Now, some in the Green Party might think that ending up in bed with the Liberals and NDP would benefit Canada and the environmental movement. They may rationalize that if we added our 10% of the vote share to a United Left movement, the anticipated benefits from ousting Harper would outweigh our lack of involvement, so let’s jump on the bandwagon. To those Greens, I really want to point out that a united Liberal-NDP party would still represent the old way of thinking about politics, and more importantly, thinking about "big government" solutions to the many issues facing Canada today.

A Liberal-Democrat Party would surely remain beholden to the interests of corporate Canada at the expense of being able to move forward with real reform in areas where its needed. The "environment" (whatever that is) would remain a secondary afterthought, while the "economy" (whatever that is) would continue to be placed at the fore-front of policy and legislative initiatives. Instead of looking at the environment and the economy as parts of a wider system, the political culture of both of these to-be-merged parties would continue to lead Canada in a direction which is ultimately not beneficial for Canadians.

In short, if Greens want a green government, we need to encourage voters to cast their ballots for a Green Party. And right now, that’d be us: the Green Party of Canada. It won’t be the Liberal-Democrats.

While I agree that getting rid of the Conservatives would be a wonderful, liberating, and sublime experience, I’m not sure that there is a lot of real benefit with believing that a merged Liberal/NDP would take the real step which need to be taken to address the many issues Canada is facing. Both the Liberals and the NDP are part of the current problem with democracy in this country. I just don’t see how a shot-gun wedding of these two parties could truly be part of a solution.

(originally posted at Green Party of Canada blogsite)

2 comments:

Ken Summers said...

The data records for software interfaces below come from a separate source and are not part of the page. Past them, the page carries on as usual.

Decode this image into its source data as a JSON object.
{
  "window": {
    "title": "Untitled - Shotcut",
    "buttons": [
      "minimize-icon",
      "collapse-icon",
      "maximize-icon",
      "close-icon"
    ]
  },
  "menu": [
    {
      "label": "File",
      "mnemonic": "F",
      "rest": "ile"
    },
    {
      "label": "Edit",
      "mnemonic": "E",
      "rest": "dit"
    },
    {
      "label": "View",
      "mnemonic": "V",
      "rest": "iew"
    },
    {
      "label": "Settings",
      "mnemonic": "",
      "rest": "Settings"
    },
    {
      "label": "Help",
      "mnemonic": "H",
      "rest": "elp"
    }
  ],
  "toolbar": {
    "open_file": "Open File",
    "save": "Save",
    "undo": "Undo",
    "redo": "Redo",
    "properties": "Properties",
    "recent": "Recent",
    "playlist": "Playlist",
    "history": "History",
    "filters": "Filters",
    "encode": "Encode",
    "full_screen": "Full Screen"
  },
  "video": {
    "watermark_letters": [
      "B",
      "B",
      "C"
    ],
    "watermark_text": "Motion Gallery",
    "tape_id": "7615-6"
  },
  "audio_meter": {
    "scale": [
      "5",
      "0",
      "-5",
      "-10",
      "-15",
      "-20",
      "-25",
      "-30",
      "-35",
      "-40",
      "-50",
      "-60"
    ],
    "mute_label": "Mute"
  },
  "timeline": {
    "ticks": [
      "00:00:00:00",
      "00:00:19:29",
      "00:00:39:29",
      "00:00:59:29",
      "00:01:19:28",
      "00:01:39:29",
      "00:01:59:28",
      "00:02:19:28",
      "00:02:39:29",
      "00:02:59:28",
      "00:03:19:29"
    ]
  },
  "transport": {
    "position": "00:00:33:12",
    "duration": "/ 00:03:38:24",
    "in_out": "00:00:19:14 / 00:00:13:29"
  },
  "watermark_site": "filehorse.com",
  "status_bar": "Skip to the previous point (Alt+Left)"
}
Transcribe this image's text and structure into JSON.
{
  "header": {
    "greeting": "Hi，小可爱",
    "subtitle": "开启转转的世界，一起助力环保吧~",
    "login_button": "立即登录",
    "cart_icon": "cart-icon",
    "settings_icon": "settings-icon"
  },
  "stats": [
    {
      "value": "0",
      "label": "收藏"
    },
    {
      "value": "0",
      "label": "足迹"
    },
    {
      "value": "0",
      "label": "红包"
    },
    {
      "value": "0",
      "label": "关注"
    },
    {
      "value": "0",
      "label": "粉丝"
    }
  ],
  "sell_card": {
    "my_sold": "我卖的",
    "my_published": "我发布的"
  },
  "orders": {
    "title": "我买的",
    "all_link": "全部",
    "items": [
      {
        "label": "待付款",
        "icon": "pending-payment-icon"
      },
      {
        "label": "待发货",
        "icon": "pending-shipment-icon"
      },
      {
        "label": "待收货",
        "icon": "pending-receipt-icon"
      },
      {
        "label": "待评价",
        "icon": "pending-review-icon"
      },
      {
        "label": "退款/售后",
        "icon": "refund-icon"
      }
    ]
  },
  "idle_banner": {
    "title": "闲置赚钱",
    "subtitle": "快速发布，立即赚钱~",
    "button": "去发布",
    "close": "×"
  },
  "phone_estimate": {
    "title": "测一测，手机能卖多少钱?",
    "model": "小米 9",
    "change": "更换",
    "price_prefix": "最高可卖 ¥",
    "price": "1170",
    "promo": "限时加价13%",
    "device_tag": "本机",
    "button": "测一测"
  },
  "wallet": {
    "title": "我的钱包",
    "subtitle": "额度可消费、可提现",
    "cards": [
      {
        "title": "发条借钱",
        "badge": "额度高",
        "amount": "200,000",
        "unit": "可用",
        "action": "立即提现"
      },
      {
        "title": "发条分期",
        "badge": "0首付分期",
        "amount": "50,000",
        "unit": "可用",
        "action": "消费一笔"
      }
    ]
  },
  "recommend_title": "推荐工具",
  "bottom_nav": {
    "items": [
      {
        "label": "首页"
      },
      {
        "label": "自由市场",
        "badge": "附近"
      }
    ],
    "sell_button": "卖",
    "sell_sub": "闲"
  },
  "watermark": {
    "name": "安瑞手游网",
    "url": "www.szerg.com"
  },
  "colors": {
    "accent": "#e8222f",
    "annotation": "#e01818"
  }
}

Forget it Steve. There are no talks.

As Andrew Potter said:

"I've been thinking of writing something on the whole Liberal-NDP coalition/merger stuff for a while, but I've been putting it off because life is short and there are, at any given moment, probably five hundred more interesting things to write about, read about, talk about, or think about than about yet another Big Plan to save the Liberal Party of Canada from itself. But this whole "secret mergers" story, which appears to be somewhere between 98 and 100 percent bullshit, puts it into the top fifty."

Kinsella has always been a really big bullshitter. But now he's really gone off the deep end.

Usually I know the purpose of his bullshit lines. All I know about this one is that its for consumption in the Liberal Party, and/or what the reverbs do to the inside of the LPC.

What his end game is- who knows. Some brutal way to do in Iggy. But how its suppossed to play out... ???


For what its worth- in the hypothetical case of a merger, it could only be an opportunity for the GPC.

Paul said...

You make it clear, the coalition is the same old, same old. Do we seriously want to get involved with them? Greens support a new way of doing politics.

Also I think its a strong assumption that all Greens are left leaning. Some are 'teals', that is centre to centre-right greens, who would not feel comfortable with the extremism of the NDP or the politics of power of the Liberals.